* _Work required_: Give every entry again, exactly.

* _Data provided_:
..............................

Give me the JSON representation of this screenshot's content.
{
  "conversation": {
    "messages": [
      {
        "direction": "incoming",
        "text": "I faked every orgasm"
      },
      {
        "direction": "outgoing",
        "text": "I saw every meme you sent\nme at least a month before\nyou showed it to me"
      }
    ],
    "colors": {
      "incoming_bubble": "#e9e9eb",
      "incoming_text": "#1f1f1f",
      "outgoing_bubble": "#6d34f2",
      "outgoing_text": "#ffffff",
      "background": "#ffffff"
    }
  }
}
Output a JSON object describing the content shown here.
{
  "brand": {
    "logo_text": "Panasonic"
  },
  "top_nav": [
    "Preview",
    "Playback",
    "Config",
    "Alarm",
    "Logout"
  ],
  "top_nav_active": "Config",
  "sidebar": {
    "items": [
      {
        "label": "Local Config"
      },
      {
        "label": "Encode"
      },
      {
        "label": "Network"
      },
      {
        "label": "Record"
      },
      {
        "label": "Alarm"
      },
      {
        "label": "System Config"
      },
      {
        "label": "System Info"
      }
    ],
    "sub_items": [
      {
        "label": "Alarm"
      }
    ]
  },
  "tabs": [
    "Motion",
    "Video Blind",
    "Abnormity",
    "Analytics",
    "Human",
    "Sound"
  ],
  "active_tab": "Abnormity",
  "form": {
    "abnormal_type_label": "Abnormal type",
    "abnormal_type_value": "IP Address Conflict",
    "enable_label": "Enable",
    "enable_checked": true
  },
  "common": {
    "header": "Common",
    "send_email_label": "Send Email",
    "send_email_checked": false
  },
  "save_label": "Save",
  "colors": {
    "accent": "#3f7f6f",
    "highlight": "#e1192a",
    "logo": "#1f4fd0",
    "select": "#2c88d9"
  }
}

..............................

* _Solution below_:
Give me the JSON representation of this screenshot's content.
{
  "conversation": {
    "messages": [
      {
        "direction": "incoming",
        "text": "I faked every orgasm"
      },
      {
        "direction": "outgoing",
        "text": "I saw every meme you sent\nme at least a month before\nyou showed it to me"
      }
    ],
    "colors": {
      "incoming_bubble": "#e9e9eb",
      "incoming_text": "#1f1f1f",
      "outgoing_bubble": "#6d34f2",
      "outgoing_text": "#ffffff",
      "background": "#ffffff"
    }
  }
}
Output a JSON object describing the content shown here.
{
  "brand": {
    "logo_text": "Panasonic"
  },
  "top_nav": [
    "Preview",
    "Playback",
    "Config",
    "Alarm",
    "Logout"
  ],
  "top_nav_active": "Config",
  "sidebar": {
    "items": [
      {
        "label": "Local Config"
      },
      {
        "label": "Encode"
      },
      {
        "label": "Network"
      },
      {
        "label": "Record"
      },
      {
        "label": "Alarm"
      },
      {
        "label": "System Config"
      },
      {
        "label": "System Info"
      }
    ],
    "sub_items": [
      {
        "label": "Alarm"
      }
    ]
  },
  "tabs": [
    "Motion",
    "Video Blind",
    "Abnormity",
    "Analytics",
    "Human",
    "Sound"
  ],
  "active_tab": "Abnormity",
  "form": {
    "abnormal_type_label": "Abnormal type",
    "abnormal_type_value": "IP Address Conflict",
    "enable_label": "Enable",
    "enable_checked": true
  },
  "common": {
    "header": "Common",
    "send_email_label": "Send Email",
    "send_email_checked": false
  },
  "save_label": "Save",
  "colors": {
    "accent": "#3f7f6f",
    "highlight": "#e1192a",
    "logo": "#1f4fd0",
    "select": "#2c88d9"
  }
}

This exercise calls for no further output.